She cited SRX figures that 3,239 resale units were transacted in the second quarter this year, and 5,537 units in the first quarter. These figures are "significantly lower" than the average of 5,871 units per quarter transacted between Q2 2019 and Q1 2020, she said.
As for HDB resale prices, they fell 0.2 per cent month on month in June, but rose 0.8 per cent year on year, SRX said. June prices were 13.2 per cent lower than the April 2013 peak in prices.
Prices of resale flats in non-mature estates dipped 1 per cent month on month in June, while prices of those in mature estates rose 1.1 per cent, the real estate portal said.
By flat type, prices of three-room flats declined 0.4 per cent month on month, while prices of four-room, five-room and executive flats rose 0.4 per cent, 0.6 per cent and 1.6 per cent respectively.
As for year-on-year comparisons, prices of flats in non-mature estates rose 2.1 per cent, while flat prices in mature estates fell 1.2 per cent.
Year on year, resale prices were higher in June than a year ago for four-room (1.9 per cent), five-room (1.2 per cent) and executive flats (0.4 per cent). However, they dropped 1.1 per cent for three-room flats.
In June, there were eight HDB resale flats that transacted for at least S$1 million, SRX said. The highest transacted price for a resale flat in the month was S$1.2 million for a four-room flat at The Pinnacle@Duxton.
Among non-mature estates, the highest transacted price was S$865,000 for a five-room flat at Hougang Street 21.
SRX said the overall median transaction over x-value (TOX) for June was zero, a decrease of S$3,000 from May.
The median TOX measures whether people are overpaying (in the case of a positive TOX) or underpaying (when there is a negative TOX) for flats based on SRX's computer-generated market value. The data includes only districts with more than 10 resale transactions.
SRX said three-room flats registered a zero median TOX in June, while four-room flats logged a positive TOX of S$1,000.
Five-room flats had a negative TOX of S$1,600, while executive flats recorded a negative TOX of S$2,000 .
By district, Bukit Batok posted the highest positive median TOX of S$5,000, followed by Woodlands at S$4,000.
Districts with the lowest TOX were Bukit Merah at a negative TOX of S$8,800, followed by Pasir Ris and Jurong West at negative TOX of S$5,000 each.
Mr Mak said the "slight" dip in resale prices in June compared to May indicated that many sellers were "realistic about the current market conditions" and did not increase the prices of their flats significantly.
He added that prices could remain range-bound for the rest of the year, with a slight upward bias, but their growth would be limited by expectations of a weak economy and job market.

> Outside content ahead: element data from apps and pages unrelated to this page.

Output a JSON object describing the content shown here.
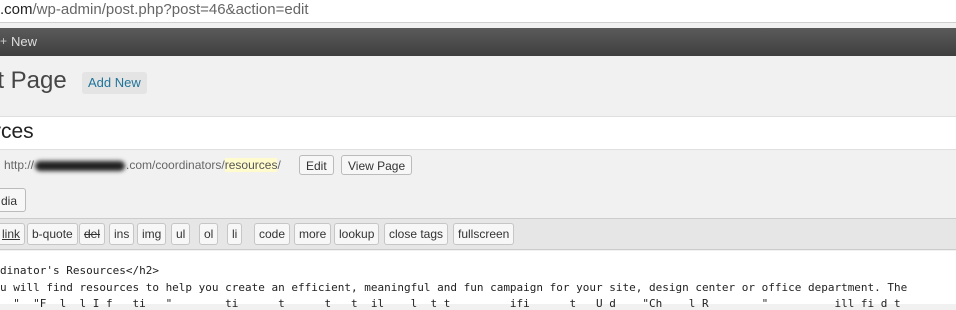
{
  "browser": {
    "url_host": ".com",
    "url_path": "/wp-admin/post.php?post=46&action=edit"
  },
  "adminbar": {
    "plus_icon": "+",
    "new_label": "New"
  },
  "page": {
    "title": "it Page",
    "add_new_label": "Add New"
  },
  "post": {
    "title": "rces"
  },
  "permalink": {
    "prefix": "http://",
    "mid": ".com/coordinators/",
    "slug": "resources",
    "suffix": "/",
    "edit_label": "Edit",
    "view_label": "View Page"
  },
  "media": {
    "label": "dia"
  },
  "toolbar": {
    "buttons": [
      "link",
      "b-quote",
      "del",
      "ins",
      "img",
      "ul",
      "ol",
      "li",
      "code",
      "more",
      "lookup",
      "close tags",
      "fullscreen"
    ]
  },
  "editor": {
    "lines": [
      "dinator's Resources</h2>",
      "u will find resources to help you create an efficient, meaningful and fun campaign for your site, design center or office department. The",
      "  \"  \"F  l  l I f   ti   \"        ti      t      t   t  il    l  t t         ifi      t   U d    \"Ch    l R        \"          ill fi d t          t  th"
    ]
  }
}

Mr Mak also pointed out that an estimated 26,000 HDB flats - a "significantly large" number - will reach the end of their minimum occupancy period this year, which would make them eligible to be sold on the resale market.
These relatively new flats usually command higher prices than older flats in the same neighbourhood. As a result, they will contribute to the buoyancy of the HDB resale price index, he added.
Ms Sun said that the HDB resale market could continue to improve in the coming months, if the Covid-19 pandemic remains under control in Singapore and the macroeconomy does not deteriorate drastically.